*Instructions for the task*:
The expected response is the entire set of entries, copied exactly.
━━━━━ Records provided ━━━━━
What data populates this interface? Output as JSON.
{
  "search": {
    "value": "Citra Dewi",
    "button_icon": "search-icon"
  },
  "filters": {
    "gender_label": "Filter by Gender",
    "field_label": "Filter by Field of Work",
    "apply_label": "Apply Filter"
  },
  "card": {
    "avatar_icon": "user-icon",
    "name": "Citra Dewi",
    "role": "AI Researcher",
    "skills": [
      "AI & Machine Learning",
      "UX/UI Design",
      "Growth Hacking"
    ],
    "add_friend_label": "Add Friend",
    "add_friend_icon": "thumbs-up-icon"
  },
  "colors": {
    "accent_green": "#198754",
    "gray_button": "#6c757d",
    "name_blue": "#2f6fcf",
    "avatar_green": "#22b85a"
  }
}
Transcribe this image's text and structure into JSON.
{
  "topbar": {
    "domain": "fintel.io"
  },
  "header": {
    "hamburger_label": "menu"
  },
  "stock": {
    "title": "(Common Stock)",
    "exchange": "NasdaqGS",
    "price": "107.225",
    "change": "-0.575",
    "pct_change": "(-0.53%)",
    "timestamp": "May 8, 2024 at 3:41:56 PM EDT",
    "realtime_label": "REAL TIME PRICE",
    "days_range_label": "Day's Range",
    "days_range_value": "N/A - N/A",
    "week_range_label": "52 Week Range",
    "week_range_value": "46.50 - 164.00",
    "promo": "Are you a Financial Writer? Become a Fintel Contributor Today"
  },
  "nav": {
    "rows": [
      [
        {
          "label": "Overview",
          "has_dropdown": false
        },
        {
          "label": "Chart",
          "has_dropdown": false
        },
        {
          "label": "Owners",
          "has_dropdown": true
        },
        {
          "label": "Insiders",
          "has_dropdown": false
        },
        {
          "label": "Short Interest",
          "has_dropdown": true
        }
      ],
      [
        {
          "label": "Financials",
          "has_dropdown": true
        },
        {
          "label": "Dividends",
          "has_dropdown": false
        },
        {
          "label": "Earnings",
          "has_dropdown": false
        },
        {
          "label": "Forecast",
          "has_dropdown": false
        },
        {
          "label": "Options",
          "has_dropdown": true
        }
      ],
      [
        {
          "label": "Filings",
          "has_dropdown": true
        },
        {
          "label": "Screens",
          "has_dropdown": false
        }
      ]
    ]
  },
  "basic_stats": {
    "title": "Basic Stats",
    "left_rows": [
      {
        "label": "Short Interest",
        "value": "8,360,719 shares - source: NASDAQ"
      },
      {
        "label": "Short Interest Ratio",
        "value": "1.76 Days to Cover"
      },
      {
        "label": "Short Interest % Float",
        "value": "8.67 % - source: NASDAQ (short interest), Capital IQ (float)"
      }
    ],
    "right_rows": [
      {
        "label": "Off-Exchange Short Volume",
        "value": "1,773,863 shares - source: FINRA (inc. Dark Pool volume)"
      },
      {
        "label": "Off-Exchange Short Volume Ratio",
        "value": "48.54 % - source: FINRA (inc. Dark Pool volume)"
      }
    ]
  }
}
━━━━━
*Exercise solution*:
What data populates this interface? Output as JSON.
{
  "search": {
    "value": "Citra Dewi",
    "button_icon": "search-icon"
  },
  "filters": {
    "gender_label": "Filter by Gender",
    "field_label": "Filter by Field of Work",
    "apply_label": "Apply Filter"
  },
  "card": {
    "avatar_icon": "user-icon",
    "name": "Citra Dewi",
    "role": "AI Researcher",
    "skills": [
      "AI & Machine Learning",
      "UX/UI Design",
      "Growth Hacking"
    ],
    "add_friend_label": "Add Friend",
    "add_friend_icon": "thumbs-up-icon"
  },
  "colors": {
    "accent_green": "#198754",
    "gray_button": "#6c757d",
    "name_blue": "#2f6fcf",
    "avatar_green": "#22b85a"
  }
}
Transcribe this image's text and structure into JSON.
{
  "topbar": {
    "domain": "fintel.io"
  },
  "header": {
    "hamburger_label": "menu"
  },
  "stock": {
    "title": "(Common Stock)",
    "exchange": "NasdaqGS",
    "price": "107.225",
    "change": "-0.575",
    "pct_change": "(-0.53%)",
    "timestamp": "May 8, 2024 at 3:41:56 PM EDT",
    "realtime_label": "REAL TIME PRICE",
    "days_range_label": "Day's Range",
    "days_range_value": "N/A - N/A",
    "week_range_label": "52 Week Range",
    "week_range_value": "46.50 - 164.00",
    "promo": "Are you a Financial Writer? Become a Fintel Contributor Today"
  },
  "nav": {
    "rows": [
      [
        {
          "label": "Overview",
          "has_dropdown": false
        },
        {
          "label": "Chart",
          "has_dropdown": false
        },
        {
          "label": "Owners",
          "has_dropdown": true
        },
        {
          "label": "Insiders",
          "has_dropdown": false
        },
        {
          "label": "Short Interest",
          "has_dropdown": true
        }
      ],
      [
        {
          "label": "Financials",
          "has_dropdown": true
        },
        {
          "label": "Dividends",
          "has_dropdown": false
        },
        {
          "label": "Earnings",
          "has_dropdown": false
        },
        {
          "label": "Forecast",
          "has_dropdown": false
        },
        {
          "label": "Options",
          "has_dropdown": true
        }
      ],
      [
        {
          "label": "Filings",
          "has_dropdown": true
        },
        {
          "label": "Screens",
          "has_dropdown": false
        }
      ]
    ]
  },
  "basic_stats": {
    "title": "Basic Stats",
    "left_rows": [
      {
        "label": "Short Interest",
        "value": "8,360,719 shares - source: NASDAQ"
      },
      {
        "label": "Short Interest Ratio",
        "value": "1.76 Days to Cover"
      },
      {
        "label": "Short Interest % Float",
        "value": "8.67 % - source: NASDAQ (short interest), Capital IQ (float)"
      }
    ],
    "right_rows": [
      {
        "label": "Off-Exchange Short Volume",
        "value": "1,773,863 shares - source: FINRA (inc. Dark Pool volume)"
      },
      {
        "label": "Off-Exchange Short Volume Ratio",
        "value": "48.54 % - source: FINRA (inc. Dark Pool volume)"
      }
    ]
  }
}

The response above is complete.